From the data, copy out every line in which the word "title" appears.

***** DATA FOR REVIEW

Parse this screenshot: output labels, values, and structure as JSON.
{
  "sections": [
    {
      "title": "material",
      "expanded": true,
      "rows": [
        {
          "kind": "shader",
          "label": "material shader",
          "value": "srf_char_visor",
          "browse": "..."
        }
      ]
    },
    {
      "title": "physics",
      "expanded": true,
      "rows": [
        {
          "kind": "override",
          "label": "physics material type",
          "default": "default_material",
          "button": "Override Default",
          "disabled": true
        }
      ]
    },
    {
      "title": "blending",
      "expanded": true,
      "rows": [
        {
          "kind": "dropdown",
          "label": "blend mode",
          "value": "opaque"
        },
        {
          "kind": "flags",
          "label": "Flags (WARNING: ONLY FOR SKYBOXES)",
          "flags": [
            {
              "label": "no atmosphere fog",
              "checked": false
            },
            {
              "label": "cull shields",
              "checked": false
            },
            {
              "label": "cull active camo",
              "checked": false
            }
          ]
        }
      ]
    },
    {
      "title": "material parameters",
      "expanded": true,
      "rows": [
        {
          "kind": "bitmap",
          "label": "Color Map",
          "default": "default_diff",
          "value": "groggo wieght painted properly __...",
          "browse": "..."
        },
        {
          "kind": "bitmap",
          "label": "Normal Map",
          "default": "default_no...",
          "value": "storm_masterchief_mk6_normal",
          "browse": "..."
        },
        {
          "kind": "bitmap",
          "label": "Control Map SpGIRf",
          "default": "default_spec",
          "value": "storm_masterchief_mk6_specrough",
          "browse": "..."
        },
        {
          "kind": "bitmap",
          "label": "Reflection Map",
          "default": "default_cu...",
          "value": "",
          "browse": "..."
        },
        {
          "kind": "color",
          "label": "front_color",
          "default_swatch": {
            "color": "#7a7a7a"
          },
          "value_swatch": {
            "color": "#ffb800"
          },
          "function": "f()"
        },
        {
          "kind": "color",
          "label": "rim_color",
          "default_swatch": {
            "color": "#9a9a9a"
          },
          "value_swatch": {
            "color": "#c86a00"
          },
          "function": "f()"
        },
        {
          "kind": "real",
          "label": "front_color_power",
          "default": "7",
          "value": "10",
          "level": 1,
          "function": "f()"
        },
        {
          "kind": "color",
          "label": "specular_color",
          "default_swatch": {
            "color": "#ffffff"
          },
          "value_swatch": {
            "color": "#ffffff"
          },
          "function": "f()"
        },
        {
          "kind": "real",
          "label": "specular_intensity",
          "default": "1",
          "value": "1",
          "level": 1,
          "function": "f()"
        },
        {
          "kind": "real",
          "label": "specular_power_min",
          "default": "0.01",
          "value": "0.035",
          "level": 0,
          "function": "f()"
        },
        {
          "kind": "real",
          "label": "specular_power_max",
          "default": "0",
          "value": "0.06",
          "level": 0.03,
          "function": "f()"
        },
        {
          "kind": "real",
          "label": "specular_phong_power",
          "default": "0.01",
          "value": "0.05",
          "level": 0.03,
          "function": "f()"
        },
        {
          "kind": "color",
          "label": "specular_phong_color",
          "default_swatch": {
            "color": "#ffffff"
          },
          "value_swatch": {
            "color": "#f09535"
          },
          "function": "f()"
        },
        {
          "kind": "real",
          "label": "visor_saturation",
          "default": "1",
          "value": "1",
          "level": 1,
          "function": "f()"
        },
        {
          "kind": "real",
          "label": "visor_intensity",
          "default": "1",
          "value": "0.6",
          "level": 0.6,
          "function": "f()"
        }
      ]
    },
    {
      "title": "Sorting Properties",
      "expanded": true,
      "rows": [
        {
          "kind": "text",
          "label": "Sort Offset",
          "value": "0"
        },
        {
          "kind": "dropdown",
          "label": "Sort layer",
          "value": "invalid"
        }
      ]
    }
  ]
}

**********

-- RESPONSE AREA --
      "title": "material",
      "title": "physics",
      "title": "blending",
      "title": "material parameters",
      "title": "Sorting Properties",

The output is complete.